Dinghy cruisers are among the most ingenious people in the world – when it comes to using a very small boat as a cruise ship. Over the last couple of days, I have been busy making a boom tent for my boat – especially with the Semaine du Golfe in mind, also for other occasions when I need to camp for a night or two in my boat.
Everything in a boat needs to have several uses, and the tent structure is the rig of the boat. One end of the tent is supported by the mast, and the other is held up by a wooden support in the stern. In this way, no extra stress is put on the shrouds and forestay. The tent folds away into a very compact package and is lightweight, only the polytarp.
The next thing to go into is a compact mattress to go into the port side between the buoyancy tank and the centreboard well. The space is narrow, but I have tried it. My legs go under the thwart if the mattress isn’t too thick. I would be positioned with my head to the stern where there is the full width of the boat. I have a sleeping bag for summer use and clothing can be used as a pillow, all packed into a dry bag designed to keep clothing and bedding dry. The adventure is getting exciting!
After that, I will be making a small stern locker for everything to do with navigation (charts, Portland plotter, dividers, binoculars and sighting compass) and communications (VHF radio). The rest of the boat needs to be organised with a box for the galley and what will go into the fo’c’sle – which has to be lightweight and not exactly the ship’s riff-raff to kept in order under the threat of four dozen lashes of the cat!
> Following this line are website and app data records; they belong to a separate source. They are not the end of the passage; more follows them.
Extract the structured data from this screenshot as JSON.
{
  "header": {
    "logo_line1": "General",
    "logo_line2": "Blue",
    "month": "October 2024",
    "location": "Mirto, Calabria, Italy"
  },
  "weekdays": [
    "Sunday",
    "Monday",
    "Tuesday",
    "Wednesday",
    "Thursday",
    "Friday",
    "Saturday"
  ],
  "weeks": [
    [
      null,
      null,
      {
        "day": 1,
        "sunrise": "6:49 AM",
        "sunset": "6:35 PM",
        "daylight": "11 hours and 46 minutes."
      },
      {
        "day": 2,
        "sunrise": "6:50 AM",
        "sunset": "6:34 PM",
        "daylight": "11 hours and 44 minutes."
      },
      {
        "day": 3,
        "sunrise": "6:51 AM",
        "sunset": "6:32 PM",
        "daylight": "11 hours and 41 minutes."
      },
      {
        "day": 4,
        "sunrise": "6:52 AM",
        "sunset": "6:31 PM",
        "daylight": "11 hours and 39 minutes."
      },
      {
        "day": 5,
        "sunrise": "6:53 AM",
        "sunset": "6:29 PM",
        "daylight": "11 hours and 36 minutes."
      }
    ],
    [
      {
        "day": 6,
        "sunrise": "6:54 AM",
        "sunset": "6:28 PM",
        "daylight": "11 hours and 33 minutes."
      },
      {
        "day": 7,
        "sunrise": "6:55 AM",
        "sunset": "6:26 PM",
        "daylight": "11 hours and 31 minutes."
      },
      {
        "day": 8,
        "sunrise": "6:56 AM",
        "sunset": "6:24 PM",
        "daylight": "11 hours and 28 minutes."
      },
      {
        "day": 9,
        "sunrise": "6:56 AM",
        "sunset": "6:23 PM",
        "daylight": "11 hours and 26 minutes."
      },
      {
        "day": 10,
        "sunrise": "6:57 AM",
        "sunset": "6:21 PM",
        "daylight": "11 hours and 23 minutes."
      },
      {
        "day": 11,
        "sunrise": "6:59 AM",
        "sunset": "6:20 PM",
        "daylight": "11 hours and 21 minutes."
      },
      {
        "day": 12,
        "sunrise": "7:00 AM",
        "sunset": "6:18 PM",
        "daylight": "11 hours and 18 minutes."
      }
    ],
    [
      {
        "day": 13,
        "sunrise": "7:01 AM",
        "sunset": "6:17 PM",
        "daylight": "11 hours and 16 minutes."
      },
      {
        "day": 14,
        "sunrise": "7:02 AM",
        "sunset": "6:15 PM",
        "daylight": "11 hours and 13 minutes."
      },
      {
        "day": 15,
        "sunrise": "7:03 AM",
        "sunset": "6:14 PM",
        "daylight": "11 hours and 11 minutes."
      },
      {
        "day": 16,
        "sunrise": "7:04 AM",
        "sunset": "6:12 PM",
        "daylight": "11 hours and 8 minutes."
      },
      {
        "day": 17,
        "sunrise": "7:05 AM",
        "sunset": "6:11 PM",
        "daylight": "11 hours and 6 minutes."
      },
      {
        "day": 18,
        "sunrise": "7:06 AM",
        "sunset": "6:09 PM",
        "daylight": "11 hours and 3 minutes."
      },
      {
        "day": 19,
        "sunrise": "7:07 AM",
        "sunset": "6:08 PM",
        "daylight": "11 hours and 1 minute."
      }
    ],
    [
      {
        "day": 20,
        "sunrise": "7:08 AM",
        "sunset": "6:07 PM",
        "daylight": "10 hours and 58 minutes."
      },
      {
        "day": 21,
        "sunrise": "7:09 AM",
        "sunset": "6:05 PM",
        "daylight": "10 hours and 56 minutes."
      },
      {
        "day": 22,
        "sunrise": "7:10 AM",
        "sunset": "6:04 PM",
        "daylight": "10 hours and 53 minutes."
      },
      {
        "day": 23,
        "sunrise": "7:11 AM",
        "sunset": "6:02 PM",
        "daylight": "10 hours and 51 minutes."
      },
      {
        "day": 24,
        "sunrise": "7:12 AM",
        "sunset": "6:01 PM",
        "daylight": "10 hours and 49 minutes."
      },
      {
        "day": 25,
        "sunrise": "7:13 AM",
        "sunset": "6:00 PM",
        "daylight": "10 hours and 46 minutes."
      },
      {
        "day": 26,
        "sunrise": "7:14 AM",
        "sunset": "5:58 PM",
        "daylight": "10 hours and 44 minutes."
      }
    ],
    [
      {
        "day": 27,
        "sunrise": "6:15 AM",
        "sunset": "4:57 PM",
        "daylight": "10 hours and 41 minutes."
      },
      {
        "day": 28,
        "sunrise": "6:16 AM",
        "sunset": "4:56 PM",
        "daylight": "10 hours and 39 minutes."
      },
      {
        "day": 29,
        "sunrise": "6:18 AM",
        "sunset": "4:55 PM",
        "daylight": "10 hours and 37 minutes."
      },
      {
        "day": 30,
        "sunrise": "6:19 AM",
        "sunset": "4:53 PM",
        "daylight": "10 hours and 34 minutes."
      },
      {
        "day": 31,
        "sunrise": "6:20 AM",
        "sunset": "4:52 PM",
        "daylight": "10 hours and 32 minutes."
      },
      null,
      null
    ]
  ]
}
There will be some confusion between the crew, the midshipmen and the captain’s cabin. All that in twelve feet of length and five feet of beam!